|We have a large (2ft+ diam) plastic container (round) infront of our house which in summer is shaded by an oak. We have a hosta, ivy and some spring bulbs planted in the pot. For the first few yaers we live here the ivy was very hearty and hardy and did beautifully overwinter. The first winter after I planted teh bulbss (1999-2000) the ivy died over teh winter. We replaced it last year and again it has died this winter: stems are mostly brown and dried and the most distal leaves also are all brown and dried out and seems nonvigourous. It looks like I will have to replace it this year as well. The point here is to have a yearround perennial thing in there. Could it be the lime/low pH for the bulbs has hurt the ivy? The last 2 winters don't seem to be different than previous ones. Any sugggestions. I would rather have the ivy/hosta and forgo the bulbs, if necessary. Is there anyway to bring the ivy back> Should I change the soil in the container?
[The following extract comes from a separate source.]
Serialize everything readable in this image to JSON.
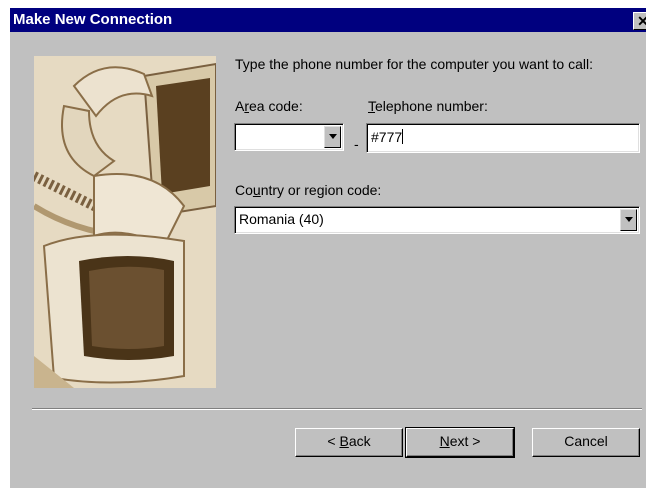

|It is usually a good idea to renew the soil in a container every year because the soil structure deteriorates and the soil becomes exhausted over time. This is in part due to the constant watering and in part because it is isolated from the natural processes of renewal. For this reason you might want to reset the ivy plant or replace it with a vigorous new one each spring.
I would expect ivy (Hedera helix) to be hardy in a large sized container, especially if it is not allowed to dry out during the fall or during a warm spell in the winter. (The bulbs on the other hand will suffer if the soil is excessively moist, so you might want to plant them in a separate container.
Your reference to pH is a bit confusing in that average potting soil should not need to be adjusted with lime for bulbs. If you caused a large shift in pH this could have possibly shocked the ivy planting.
Finally, in a windy season you may see ivy showing symptoms of winter burn, where the foliage looks terrible but the plant is not really dead. If this is the case, there should be new growth this spring to conceal the deteriorated foliage.